§ Aim of the exercise: Search term "label": copy each line of the data containing it.

Records from a data source:

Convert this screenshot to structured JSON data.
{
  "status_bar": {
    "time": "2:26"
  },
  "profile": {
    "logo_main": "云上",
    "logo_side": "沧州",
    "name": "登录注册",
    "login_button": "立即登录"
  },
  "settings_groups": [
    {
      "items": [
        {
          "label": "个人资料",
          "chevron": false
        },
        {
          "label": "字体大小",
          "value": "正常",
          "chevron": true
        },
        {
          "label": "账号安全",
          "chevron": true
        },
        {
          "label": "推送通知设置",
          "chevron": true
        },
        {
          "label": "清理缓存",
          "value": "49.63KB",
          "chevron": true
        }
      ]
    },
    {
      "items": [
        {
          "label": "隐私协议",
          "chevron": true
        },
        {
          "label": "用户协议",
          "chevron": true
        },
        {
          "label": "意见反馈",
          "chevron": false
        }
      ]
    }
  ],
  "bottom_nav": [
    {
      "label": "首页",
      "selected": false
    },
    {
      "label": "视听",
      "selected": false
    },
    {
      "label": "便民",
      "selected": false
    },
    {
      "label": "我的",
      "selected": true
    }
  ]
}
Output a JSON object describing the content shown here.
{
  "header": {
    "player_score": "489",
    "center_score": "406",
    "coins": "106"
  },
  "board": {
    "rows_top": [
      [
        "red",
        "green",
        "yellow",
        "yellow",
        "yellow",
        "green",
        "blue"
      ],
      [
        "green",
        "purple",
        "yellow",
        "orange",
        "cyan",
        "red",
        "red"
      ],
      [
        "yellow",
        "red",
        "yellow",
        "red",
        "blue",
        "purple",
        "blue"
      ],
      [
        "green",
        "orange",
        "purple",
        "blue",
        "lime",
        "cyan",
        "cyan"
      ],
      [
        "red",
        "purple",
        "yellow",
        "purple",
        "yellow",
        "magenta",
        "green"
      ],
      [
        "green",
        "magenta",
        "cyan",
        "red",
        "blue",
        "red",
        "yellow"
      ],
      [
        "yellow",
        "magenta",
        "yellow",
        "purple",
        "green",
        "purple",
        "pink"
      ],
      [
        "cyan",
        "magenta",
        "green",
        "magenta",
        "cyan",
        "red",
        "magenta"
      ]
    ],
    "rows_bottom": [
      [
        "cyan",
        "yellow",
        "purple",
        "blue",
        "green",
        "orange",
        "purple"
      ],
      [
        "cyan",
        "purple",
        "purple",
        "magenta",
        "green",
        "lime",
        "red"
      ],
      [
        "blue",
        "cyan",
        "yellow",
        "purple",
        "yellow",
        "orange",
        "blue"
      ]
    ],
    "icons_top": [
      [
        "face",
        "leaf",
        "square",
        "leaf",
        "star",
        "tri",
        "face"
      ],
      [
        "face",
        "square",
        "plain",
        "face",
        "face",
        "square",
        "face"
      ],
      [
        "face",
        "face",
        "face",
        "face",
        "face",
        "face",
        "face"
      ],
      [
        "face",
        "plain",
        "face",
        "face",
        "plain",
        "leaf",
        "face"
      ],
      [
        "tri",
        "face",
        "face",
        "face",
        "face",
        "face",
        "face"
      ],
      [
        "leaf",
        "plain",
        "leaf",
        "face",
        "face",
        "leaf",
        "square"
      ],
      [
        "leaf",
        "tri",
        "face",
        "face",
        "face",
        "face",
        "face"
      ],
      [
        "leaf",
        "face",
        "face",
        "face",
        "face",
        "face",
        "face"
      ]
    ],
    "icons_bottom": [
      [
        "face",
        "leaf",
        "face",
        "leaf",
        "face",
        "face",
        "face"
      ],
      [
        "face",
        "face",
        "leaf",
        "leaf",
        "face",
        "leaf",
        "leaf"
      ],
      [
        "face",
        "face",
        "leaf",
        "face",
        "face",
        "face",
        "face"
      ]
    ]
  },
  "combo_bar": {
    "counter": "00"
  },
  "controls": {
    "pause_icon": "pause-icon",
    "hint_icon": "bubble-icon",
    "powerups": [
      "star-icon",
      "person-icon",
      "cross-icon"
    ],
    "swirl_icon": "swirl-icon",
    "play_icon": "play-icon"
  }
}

§ Reply:
          "label": "个人资料",
          "label": "字体大小",
          "label": "账号安全",
          "label": "推送通知设置",
          "label": "清理缓存",
          "label": "隐私协议",
          "label": "用户协议",
          "label": "意见反馈",
      "label": "首页",
      "label": "视听",
      "label": "便民",
      "label": "我的",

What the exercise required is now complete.